In July, Amnesty International accused the Indian government of refusing to prosecute perpetrators of human rights abuses in the region.
According to Amnesty, more than 96 percent of all allegations of human rights violations pitted against India’s personnel in the disputed territory have been declared as “false or baseless”.
“Till now, not a single member of the security forces deployed in the state has been tried for human rights violations in a civilian court. This lack of accountability has in turn facilitated other serious abuses,” Minar Pimple, a senior director of global operations at Amnesty said.
In a rare deviation from the norm, a military court sentenced five Indian soldiers to life imprisonment for the murder of three Kashmiri men in 2010. Omar Abdullah, the then chief minister of Jammu and Kashmir, described it as a “watershed moment”.

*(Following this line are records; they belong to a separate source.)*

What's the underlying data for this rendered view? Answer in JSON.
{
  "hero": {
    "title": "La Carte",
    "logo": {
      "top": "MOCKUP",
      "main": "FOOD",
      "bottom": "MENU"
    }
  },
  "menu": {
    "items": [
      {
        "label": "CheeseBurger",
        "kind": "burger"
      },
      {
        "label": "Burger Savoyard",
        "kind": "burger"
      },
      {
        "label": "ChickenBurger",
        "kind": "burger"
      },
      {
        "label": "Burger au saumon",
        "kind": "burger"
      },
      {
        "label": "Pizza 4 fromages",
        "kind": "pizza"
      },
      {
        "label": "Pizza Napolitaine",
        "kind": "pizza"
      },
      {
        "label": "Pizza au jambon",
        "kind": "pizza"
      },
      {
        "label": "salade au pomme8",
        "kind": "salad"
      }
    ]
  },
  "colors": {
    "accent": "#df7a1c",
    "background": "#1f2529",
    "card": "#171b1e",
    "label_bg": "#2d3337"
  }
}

Amnesty welcomed the move but cautioned that “for justice to be consistently delivered, security force personnel accused of human rights violations should be prosecuted in civilian courts”.
Over the past two decades more than 60,000 people have been killed in the insurgency, and the dispute remains a perilous red herring in India-Pakistan relations.
Showkat Shafi contributed to this report from New Delhi.